BRIEF
A verbatim copy of the data is wanted, minus any picture in it.

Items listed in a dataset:
++++

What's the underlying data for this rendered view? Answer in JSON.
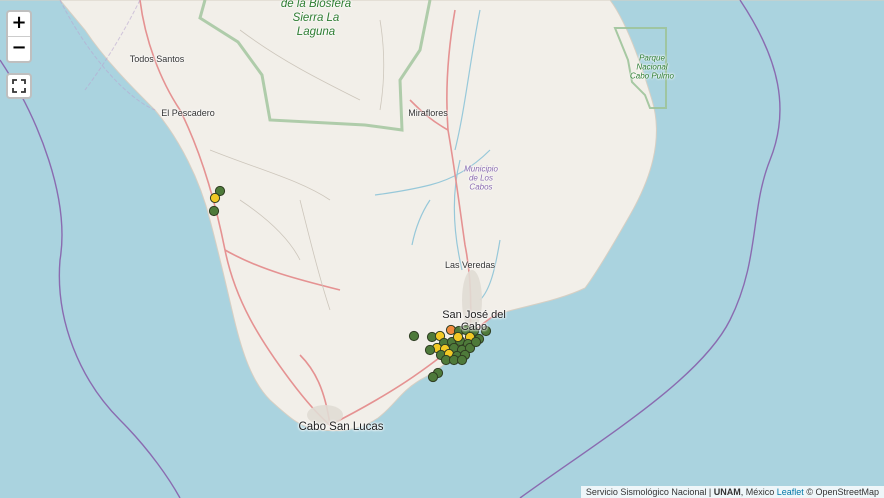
{
  "map": {
    "labels": {
      "reserve": [
        "de la Biosfera",
        "Sierra La",
        "Laguna"
      ],
      "todos_santos": "Todos Santos",
      "el_pescadero": "El Pescadero",
      "miraflores": "Miraflores",
      "municipio": [
        "Municipio",
        "de Los",
        "Cabos"
      ],
      "park": [
        "Parque",
        "Nacional",
        "Cabo Pulmo"
      ],
      "las_veredas": "Las Veredas",
      "san_jose": [
        "San José del",
        "Cabo"
      ],
      "cabo_san_lucas": "Cabo San Lucas"
    },
    "marker_colors": {
      "green": "#4e7a3a",
      "yellow": "#f2c925",
      "orange": "#f08a3c",
      "stroke": "#2f3e22"
    },
    "colors": {
      "sea": "#aad3df",
      "land": "#f2efe9",
      "reserve_border": "#9dc39a",
      "road": "#e59292",
      "stream": "#8ec4d8",
      "boundary": "#8a6bb0"
    }
  },
  "controls": {
    "zoom_in": "+",
    "zoom_out": "−",
    "fullscreen_icon": "fullscreen-icon"
  },
  "attribution": {
    "source": "Servicio Sismológico Nacional",
    "sep": " | ",
    "org": "UNAM",
    "country": ", México",
    "leaflet": "Leaflet",
    "osm": "© OpenStreetMap"
  }
}
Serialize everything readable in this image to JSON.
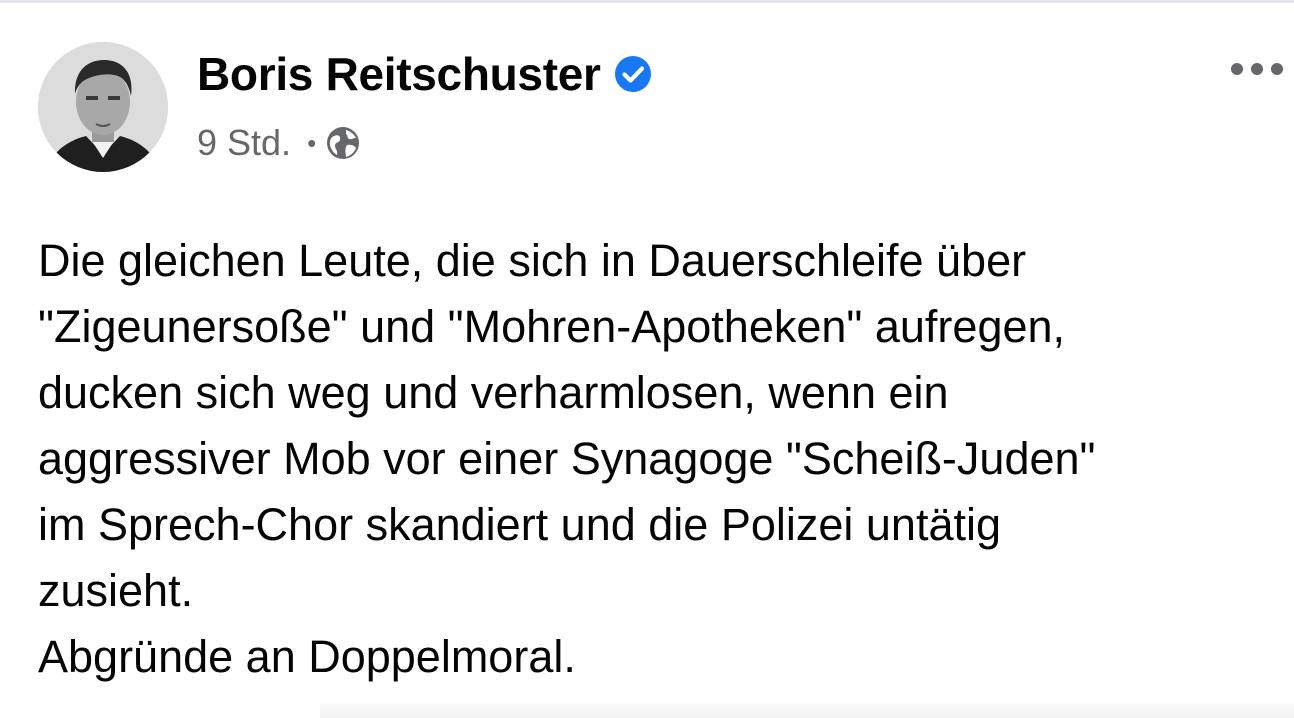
{
  "post": {
    "author": {
      "name": "Boris Reitschuster",
      "verified": true,
      "avatar_icon": "profile-photo"
    },
    "meta": {
      "timestamp": "9 Std.",
      "separator": "•",
      "audience_icon": "globe-icon"
    },
    "menu_icon": "more-options-icon",
    "body_lines": [
      "Die gleichen Leute, die sich in Dauerschleife über",
      "\"Zigeunersoße\" und \"Mohren-Apotheken\" aufregen,",
      "ducken sich weg und verharmlosen, wenn ein",
      "aggressiver Mob vor einer Synagoge \"Scheiß-Juden\"",
      "im Sprech-Chor skandiert und die Polizei untätig",
      "zusieht.",
      "Abgründe an Doppelmoral."
    ]
  },
  "colors": {
    "text_primary": "#050505",
    "text_secondary": "#65676b",
    "verified_badge": "#1877f2",
    "background": "#ffffff"
  }
}
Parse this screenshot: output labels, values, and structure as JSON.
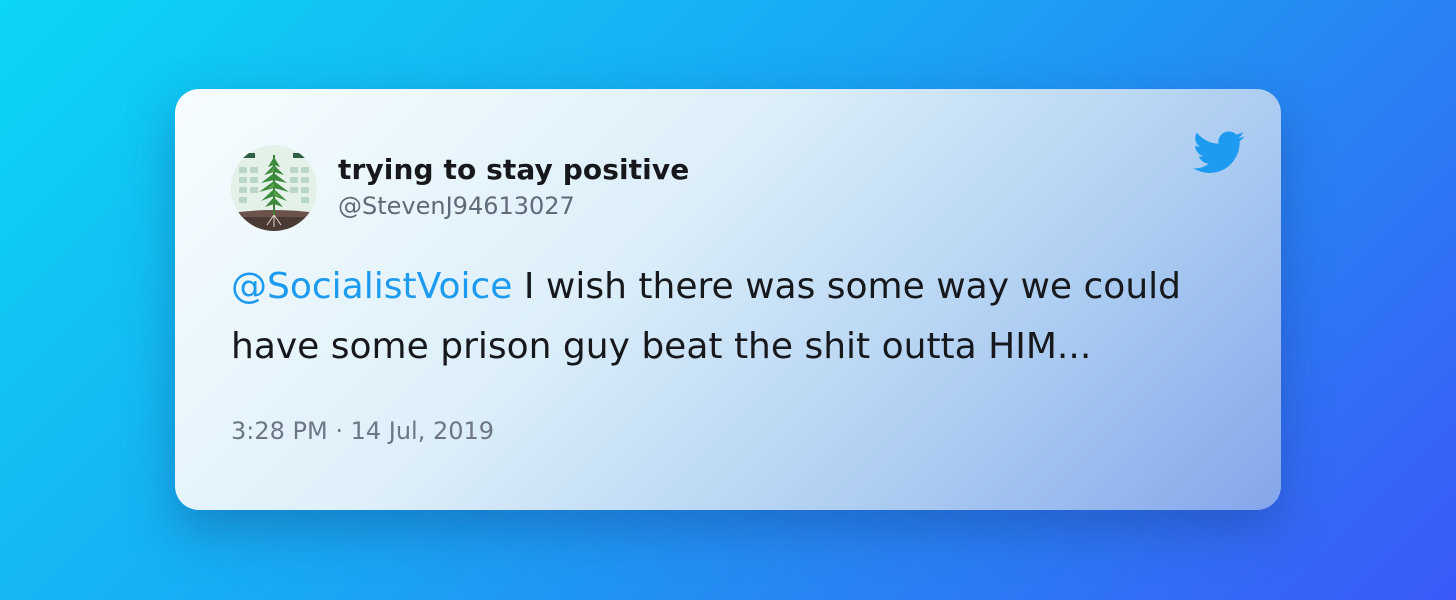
{
  "tweet": {
    "display_name": "trying to stay positive",
    "handle": "@StevenJ94613027",
    "mention": "@SocialistVoice",
    "text": " I wish there was some way we could have some prison guy beat the shit outta HIM...",
    "timestamp": "3:28 PM · 14 Jul, 2019"
  },
  "icons": {
    "brand": "twitter-bird-icon",
    "avatar": "cannabis-plant-avatar"
  },
  "colors": {
    "brand_blue": "#1d9bf0",
    "text": "#16181c",
    "muted": "#6c7783"
  }
}
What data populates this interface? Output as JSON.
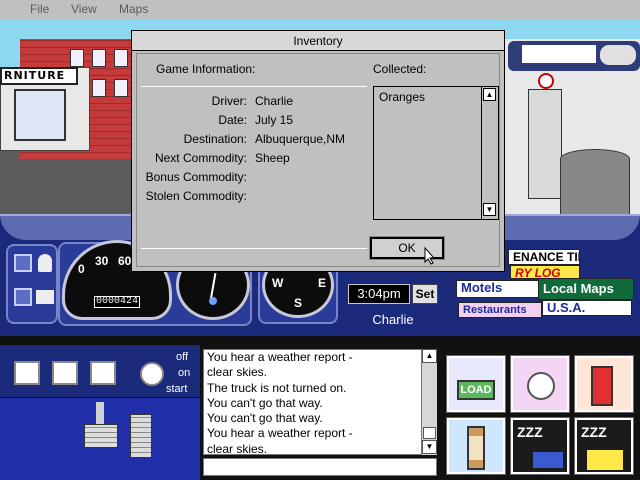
{
  "menu": {
    "items": [
      "File",
      "View",
      "Maps"
    ]
  },
  "scene": {
    "store_sign": "RNITURE"
  },
  "dialog": {
    "title": "Inventory",
    "game_info_heading": "Game Information:",
    "collected_heading": "Collected:",
    "fields": [
      {
        "label": "Driver:",
        "value": "Charlie"
      },
      {
        "label": "Date:",
        "value": "July 15"
      },
      {
        "label": "Destination:",
        "value": "Albuquerque,NM"
      },
      {
        "label": "Next Commodity:",
        "value": "Sheep"
      },
      {
        "label": "Bonus Commodity:",
        "value": ""
      },
      {
        "label": "Stolen Commodity:",
        "value": ""
      }
    ],
    "collected_items": [
      "Oranges"
    ],
    "ok_label": "OK"
  },
  "dashboard": {
    "speedometer_ticks": [
      "0",
      "30",
      "60"
    ],
    "odometer": "0000424",
    "compass_labels": [
      "W",
      "E",
      "S"
    ],
    "clock": "3:04pm",
    "set_label": "Set",
    "driver": "Charlie"
  },
  "books": {
    "maintenance": "ENANCE TIPS",
    "log": "RY LOG",
    "motels": "Motels",
    "local_maps": "Local Maps",
    "restaurants": "Restaurants",
    "usa": "U.S.A."
  },
  "controls": {
    "off": "off",
    "on": "on",
    "start": "start"
  },
  "messages": [
    "You hear a weather report -",
    "clear skies.",
    "The truck is not turned on.",
    "You can't go that way.",
    "You can't go that way.",
    "You hear a weather report -",
    "clear skies."
  ],
  "action_icons": [
    "load-icon",
    "restaurant-icon",
    "gas-pump-icon",
    "hourglass-icon",
    "sleep-truck-icon",
    "sleep-motel-icon"
  ],
  "colors": {
    "dashboard": "#1b2a7b",
    "sky": "#8ed7f0",
    "dialog": "#c0c0c0"
  }
}
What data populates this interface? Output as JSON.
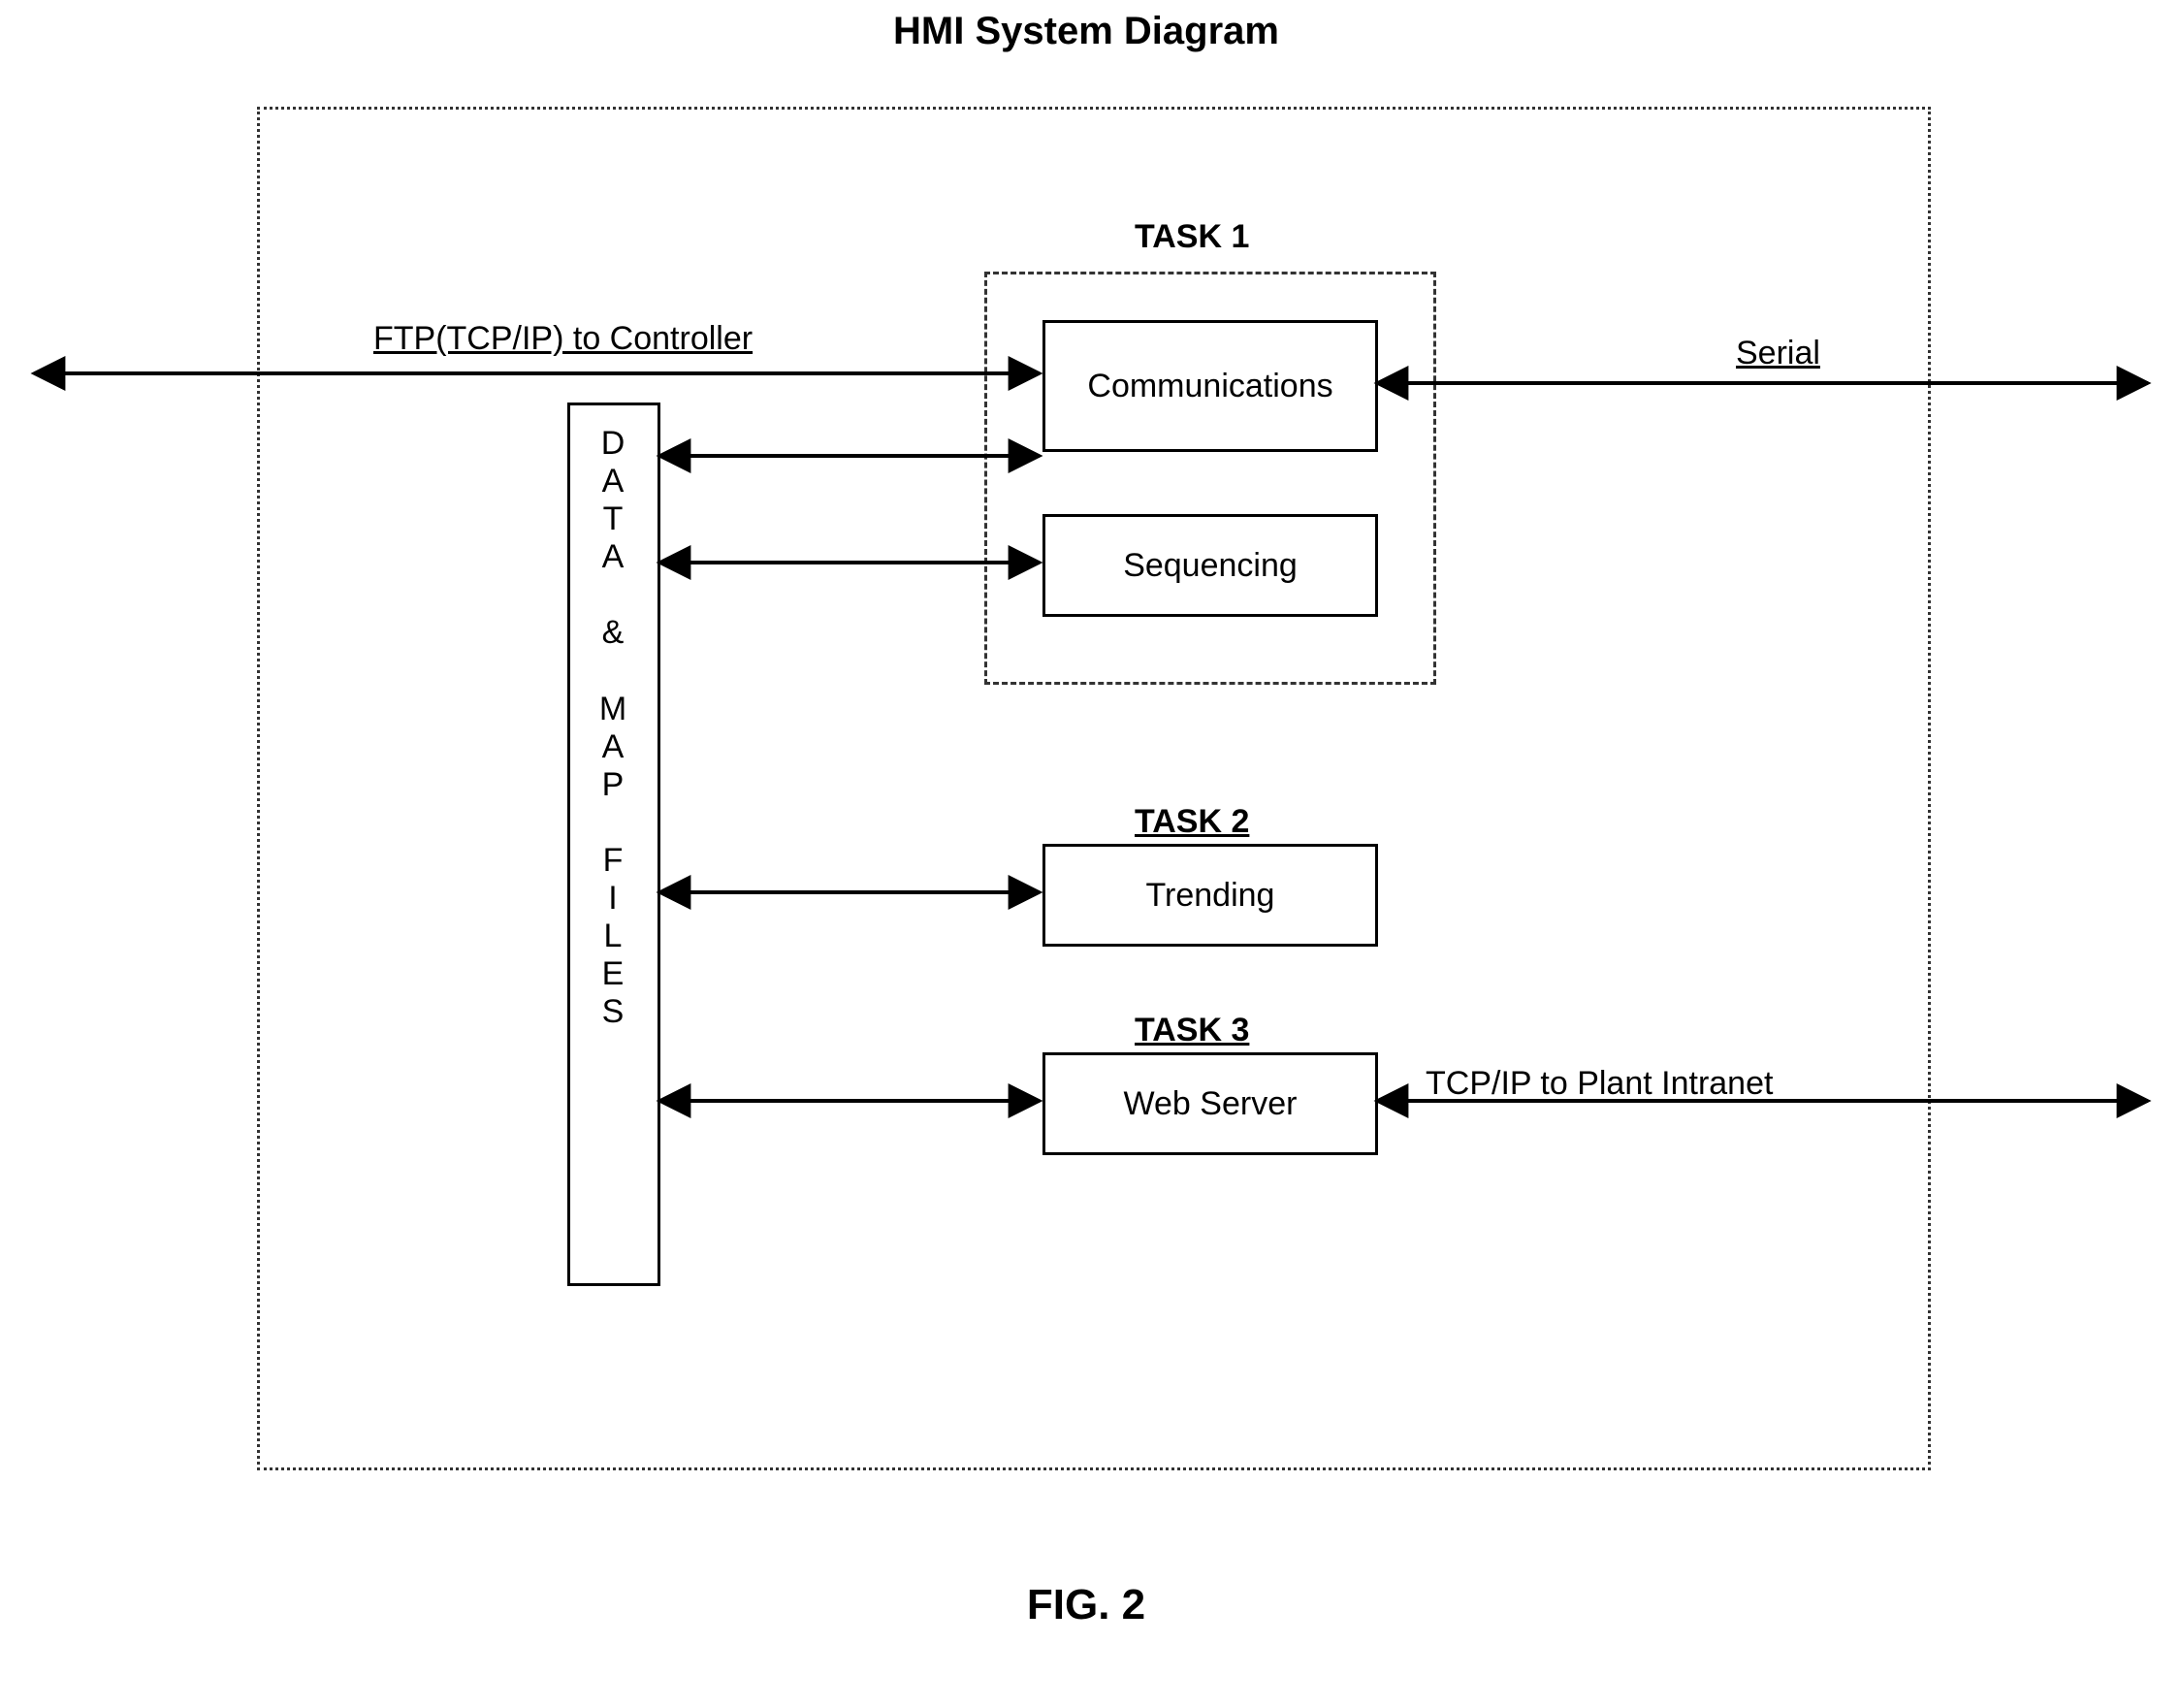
{
  "title": "HMI System Diagram",
  "figure_label": "FIG. 2",
  "data_block_label": "D\nA\nT\nA\n\n&\n\nM\nA\nP\n\nF\nI\nL\nE\nS",
  "task1": {
    "label": "TASK 1",
    "communications": "Communications",
    "sequencing": "Sequencing"
  },
  "task2": {
    "label": "TASK 2",
    "trending": "Trending"
  },
  "task3": {
    "label": "TASK 3",
    "webserver": "Web Server"
  },
  "arrows": {
    "ftp_label": "FTP(TCP/IP)  to Controller",
    "serial_label": "Serial",
    "tcpip_label": "TCP/IP to Plant Intranet"
  }
}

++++

EXERCISE SOLUTION
What's the underlying data for this rendered view? Answer in JSON.
{
  "map": {
    "labels": {
      "reserve": [
        "de la Biosfera",
        "Sierra La",
        "Laguna"
      ],
      "todos_santos": "Todos Santos",
      "el_pescadero": "El Pescadero",
      "miraflores": "Miraflores",
      "municipio": [
        "Municipio",
        "de Los",
        "Cabos"
      ],
      "park": [
        "Parque",
        "Nacional",
        "Cabo Pulmo"
      ],
      "las_veredas": "Las Veredas",
      "san_jose": [
        "San José del",
        "Cabo"
      ],
      "cabo_san_lucas": "Cabo San Lucas"
    },
    "marker_colors": {
      "green": "#4e7a3a",
      "yellow": "#f2c925",
      "orange": "#f08a3c",
      "stroke": "#2f3e22"
    },
    "colors": {
      "sea": "#aad3df",
      "land": "#f2efe9",
      "reserve_border": "#9dc39a",
      "road": "#e59292",
      "stream": "#8ec4d8",
      "boundary": "#8a6bb0"
    }
  },
  "controls": {
    "zoom_in": "+",
    "zoom_out": "−",
    "fullscreen_icon": "fullscreen-icon"
  },
  "attribution": {
    "source": "Servicio Sismológico Nacional",
    "sep": " | ",
    "org": "UNAM",
    "country": ", México",
    "leaflet": "Leaflet",
    "osm": "© OpenStreetMap"
  }
}
Serialize everything readable in this image to JSON.
{
  "post": {
    "author": {
      "name": "Boris Reitschuster",
      "verified": true,
      "avatar_icon": "profile-photo"
    },
    "meta": {
      "timestamp": "9 Std.",
      "separator": "•",
      "audience_icon": "globe-icon"
    },
    "menu_icon": "more-options-icon",
    "body_lines": [
      "Die gleichen Leute, die sich in Dauerschleife über",
      "\"Zigeunersoße\" und \"Mohren-Apotheken\" aufregen,",
      "ducken sich weg und verharmlosen, wenn ein",
      "aggressiver Mob vor einer Synagoge \"Scheiß-Juden\"",
      "im Sprech-Chor skandiert und die Polizei untätig",
      "zusieht.",
      "Abgründe an Doppelmoral."
    ]
  },
  "colors": {
    "text_primary": "#050505",
    "text_secondary": "#65676b",
    "verified_badge": "#1877f2",
    "background": "#ffffff"
  }
}
Parse this screenshot: output labels, values, and structure as JSON.
{
  "tweet": {
    "display_name": "trying to stay positive",
    "handle": "@StevenJ94613027",
    "mention": "@SocialistVoice",
    "text": " I wish there was some way we could have some prison guy beat the shit outta HIM...",
    "timestamp": "3:28 PM · 14 Jul, 2019"
  },
  "icons": {
    "brand": "twitter-bird-icon",
    "avatar": "cannabis-plant-avatar"
  },
  "colors": {
    "brand_blue": "#1d9bf0",
    "text": "#16181c",
    "muted": "#6c7783"
  }
}
What data populates this interface? Output as JSON.
{
  "menu": {
    "items": [
      "File",
      "View",
      "Maps"
    ]
  },
  "scene": {
    "store_sign": "RNITURE"
  },
  "dialog": {
    "title": "Inventory",
    "game_info_heading": "Game Information:",
    "collected_heading": "Collected:",
    "fields": [
      {
        "label": "Driver:",
        "value": "Charlie"
      },
      {
        "label": "Date:",
        "value": "July 15"
      },
      {
        "label": "Destination:",
        "value": "Albuquerque,NM"
      },
      {
        "label": "Next Commodity:",
        "value": "Sheep"
      },
      {
        "label": "Bonus Commodity:",
        "value": ""
      },
      {
        "label": "Stolen Commodity:",
        "value": ""
      }
    ],
    "collected_items": [
      "Oranges"
    ],
    "ok_label": "OK"
  },
  "dashboard": {
    "speedometer_ticks": [
      "0",
      "30",
      "60"
    ],
    "odometer": "0000424",
    "compass_labels": [
      "W",
      "E",
      "S"
    ],
    "clock": "3:04pm",
    "set_label": "Set",
    "driver": "Charlie"
  },
  "books": {
    "maintenance": "ENANCE TIPS",
    "log": "RY LOG",
    "motels": "Motels",
    "local_maps": "Local Maps",
    "restaurants": "Restaurants",
    "usa": "U.S.A."
  },
  "controls": {
    "off": "off",
    "on": "on",
    "start": "start"
  },
  "messages": [
    "You hear a weather report -",
    "clear skies.",
    "The truck is not turned on.",
    "You can't go that way.",
    "You can't go that way.",
    "You hear a weather report -",
    "clear skies."
  ],
  "action_icons": [
    "load-icon",
    "restaurant-icon",
    "gas-pump-icon",
    "hourglass-icon",
    "sleep-truck-icon",
    "sleep-motel-icon"
  ],
  "colors": {
    "dashboard": "#1b2a7b",
    "sky": "#8ed7f0",
    "dialog": "#c0c0c0"
  }
}
What data populates this interface? Output as JSON.
{
  "title": "HMI System Diagram",
  "figure_label": "FIG. 2",
  "data_block_label": "D\nA\nT\nA\n\n&\n\nM\nA\nP\n\nF\nI\nL\nE\nS",
  "task1": {
    "label": "TASK 1",
    "communications": "Communications",
    "sequencing": "Sequencing"
  },
  "task2": {
    "label": "TASK 2",
    "trending": "Trending"
  },
  "task3": {
    "label": "TASK 3",
    "webserver": "Web Server"
  },
  "arrows": {
    "ftp_label": "FTP(TCP/IP)  to Controller",
    "serial_label": "Serial",
    "tcpip_label": "TCP/IP to Plant Intranet"
  }
}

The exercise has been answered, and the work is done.